▶ REQUIRED WORK:
No pictures belong in the copy. Restate the rest of the data exactly.

***

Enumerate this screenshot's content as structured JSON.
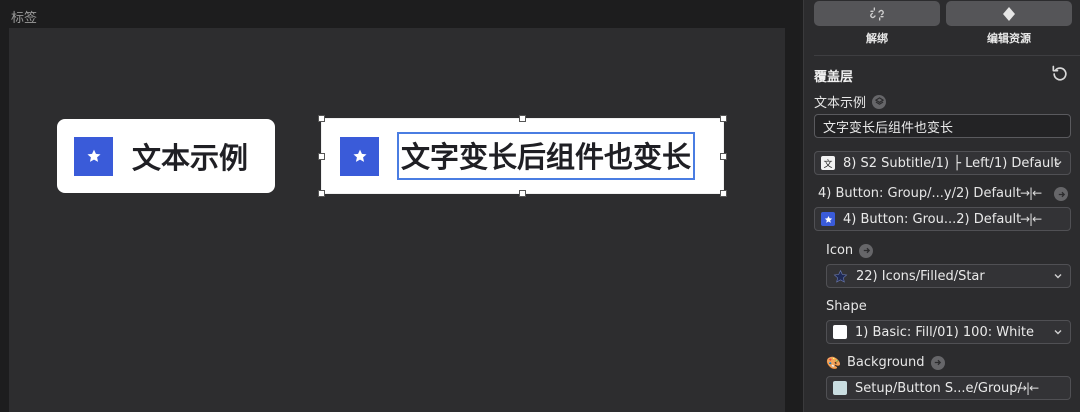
{
  "canvas": {
    "page_label": "标签",
    "chip1_text": "文本示例",
    "chip2_text": "文字变长后组件也变长",
    "accent": "#3a5bd9",
    "selection_color": "#4a7de2"
  },
  "panel": {
    "btn_unlink_label": "解绑",
    "btn_edit_label": "编辑资源",
    "section_title": "覆盖层",
    "text_label": "文本示例",
    "text_value": "文字变长后组件也变长",
    "text_style": "8) S2 Subtitle/1) ├ Left/1) Default",
    "text_style_badge": "文",
    "button_label": "4) Button: Group/...y/2) Default",
    "button_select": "4) Button: Grou...2) Default",
    "arrows": "→|←",
    "icon_label": "Icon",
    "icon_select": "22) Icons/Filled/Star",
    "shape_label": "Shape",
    "shape_select": "1) Basic: Fill/01) 100: White",
    "background_label": "Background",
    "background_emoji": "🎨",
    "background_select": "Setup/Button S...e/Group/"
  }
}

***

▶ RESULT:
Enumerate this screenshot's content as structured JSON.
{
  "canvas": {
    "page_label": "标签",
    "chip1_text": "文本示例",
    "chip2_text": "文字变长后组件也变长",
    "accent": "#3a5bd9",
    "selection_color": "#4a7de2"
  },
  "panel": {
    "btn_unlink_label": "解绑",
    "btn_edit_label": "编辑资源",
    "section_title": "覆盖层",
    "text_label": "文本示例",
    "text_value": "文字变长后组件也变长",
    "text_style": "8) S2 Subtitle/1) ├ Left/1) Default",
    "text_style_badge": "文",
    "button_label": "4) Button: Group/...y/2) Default",
    "button_select": "4) Button: Grou...2) Default",
    "arrows": "→|←",
    "icon_label": "Icon",
    "icon_select": "22) Icons/Filled/Star",
    "shape_label": "Shape",
    "shape_select": "1) Basic: Fill/01) 100: White",
    "background_label": "Background",
    "background_emoji": "🎨",
    "background_select": "Setup/Button S...e/Group/"
  }
}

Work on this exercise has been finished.